Although the reports focused largely on Iowa and North Carolina hog and poultry operations, California has more than 2,000 facilities with at least 300 livestock animals each, half of them with more than 1,000, according to a 2002 estimate by the U.S. Environmental Protection Agency. Dairies, most of them in the San Joaquin Valley, dominate the industry in California.
Led by Peter Thorne, director of the University of Iowa's Environmental Health Sciences Research Center, the researchers outlined the need for more stringent regulations and surveillance of water and air near feedlots.
"There was general agreement among all [the scientists] that the industrialization of livestock production over the past three decades has not been accompanied by commensurate modernization of regulations to protect the health of the public or natural, public-trust resources, particularly in the U.S.," wrote Thorne, a professor of toxicology and environmental engineering.
The findings were from a consensus of experts from the United States, Canada and northern Europe who convened in Iowa two years ago for a workshop funded by the federal government to address environmental and health issues related to large livestock operations. Six reports, written by three dozen scientists mostly from the American Midwest and Scandinavia, were published this week in the online version of the scientific journal Environmental Health Perspectives.

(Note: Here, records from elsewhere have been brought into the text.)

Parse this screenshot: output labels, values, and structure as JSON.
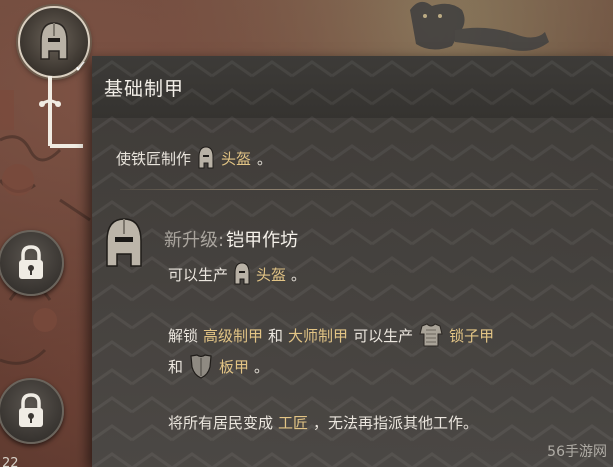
{
  "tooltip": {
    "title": "基础制甲",
    "line1": {
      "prefix": "使铁匠制作",
      "item": "头盔",
      "suffix": "。"
    },
    "upgrade": {
      "prefix": "新升级:",
      "name": "铠甲作坊"
    },
    "produce": {
      "prefix": "可以生产",
      "item": "头盔",
      "suffix": "。"
    },
    "unlock": {
      "w1": "解锁",
      "link1": "高级制甲",
      "w2": "和",
      "link2": "大师制甲",
      "w3": "可以生产",
      "item1": "锁子甲",
      "w4": "和",
      "item2": "板甲",
      "suffix": "。"
    },
    "convert": {
      "prefix": "将所有居民变成",
      "link": "工匠",
      "suffix": "，无法再指派其他工作。"
    }
  },
  "watermark": "56手游网",
  "corner_number": "22",
  "colors": {
    "highlight": "#e2c485",
    "panel": "#3d3b38",
    "text": "#e9e4dc"
  },
  "icons": {
    "skill": "helmet-icon",
    "locks": [
      "lock-icon",
      "lock-icon"
    ],
    "chainmail": "chainmail-icon",
    "plate": "plate-armor-icon"
  }
}
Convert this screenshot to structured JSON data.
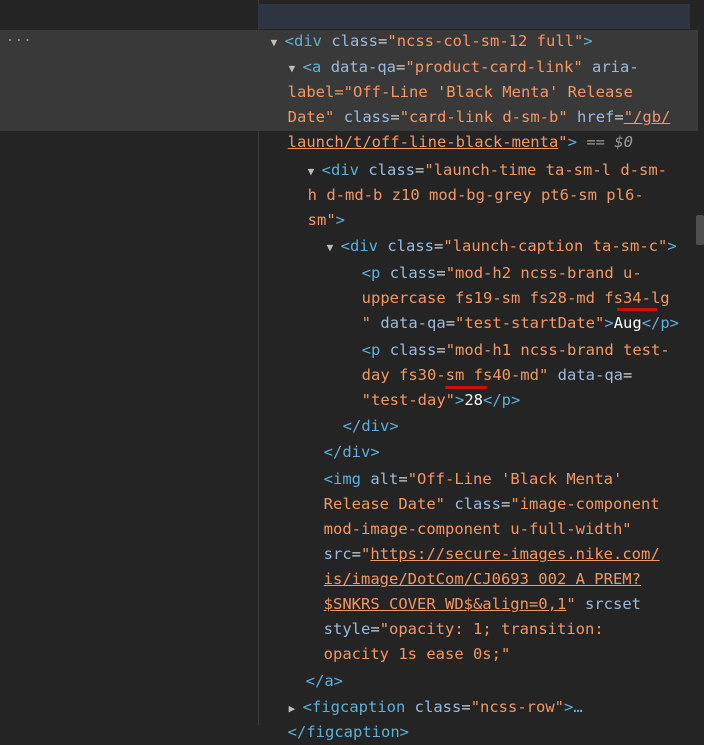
{
  "ellipsis": "...",
  "selected_suffix": "== $0",
  "lines": {
    "l1": {
      "open": "<div",
      "a1": "class",
      "v1": "\"ncss-col-sm-12 full\"",
      "close": ">"
    },
    "l2": {
      "open": "<a",
      "a1": "data-qa",
      "v1": "\"product-card-link\"",
      "a2": "aria-"
    },
    "l3": {
      "t": "label=\"Off-Line 'Black Menta' Release"
    },
    "l4": {
      "t1": "Date\"",
      "a1": "class",
      "v1": "\"card-link d-sm-b\"",
      "a2": "href",
      "v2": "\"/gb/"
    },
    "l5": {
      "v": "launch/t/off-line-black-menta",
      "q": "\"",
      "close": ">"
    },
    "l6": {
      "open": "<div",
      "a1": "class",
      "v1": "\"launch-time ta-sm-l d-sm-"
    },
    "l7": {
      "v": "h d-md-b z10 mod-bg-grey pt6-sm pl6-"
    },
    "l8": {
      "v": "sm\"",
      "close": ">"
    },
    "l9": {
      "open": "<div",
      "a1": "class",
      "v1": "\"launch-caption ta-sm-c\"",
      "close": ">"
    },
    "l10": {
      "open": "<p",
      "a1": "class",
      "v1": "\"mod-h2 ncss-brand u-"
    },
    "l11": {
      "v": "uppercase fs19-sm fs28-md fs34-lg"
    },
    "l12": {
      "v1": "\"",
      "a1": "data-qa",
      "v2": "\"test-startDate\"",
      "text": "Aug",
      "close": "</p>"
    },
    "l13": {
      "open": "<p",
      "a1": "class",
      "v1": "\"mod-h1 ncss-brand test-"
    },
    "l14": {
      "v1": "day fs30-sm fs40-md\"",
      "a1": "data-qa"
    },
    "l15": {
      "v1": "\"test-day\"",
      "text": "28",
      "close": "</p>"
    },
    "l16": {
      "close": "</div>"
    },
    "l17": {
      "close": "</div>"
    },
    "l18": {
      "open": "<img",
      "a1": "alt",
      "v1": "\"Off-Line 'Black Menta'"
    },
    "l19": {
      "v1": "Release Date\"",
      "a1": "class",
      "v2": "\"image-component"
    },
    "l20": {
      "v": "mod-image-component u-full-width\""
    },
    "l21": {
      "a1": "src",
      "v1": "\"",
      "link": "https://secure-images.nike.com/"
    },
    "l22": {
      "link": "is/image/DotCom/CJ0693 002 A PREM?"
    },
    "l23": {
      "link": "$SNKRS COVER WD$&align=0,1",
      "v2": "\"",
      "a2": "srcset"
    },
    "l24": {
      "a1": "style",
      "v1": "\"opacity: 1; transition:"
    },
    "l25": {
      "v": "opacity 1s ease 0s;\""
    },
    "l26": {
      "close": "</a>"
    },
    "l27": {
      "open": "<figcaption",
      "a1": "class",
      "v1": "\"ncss-row\"",
      "close": ">…"
    },
    "l28": {
      "close": "</figcaption>"
    }
  }
}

Among their recommendations are limits on the population density of animals and mandatory extensive environmental reviews for new feedlots. They also recommended a ban on the use of antibiotics to promote animal growth, and that the drugs be available to farmers only through prescriptions.
In a new area of concern, the scientists said they were worried about the danger of a flu pandemic spread by feedlots with both hogs and poultry, and recommended new regulations to set minimum distances between the two.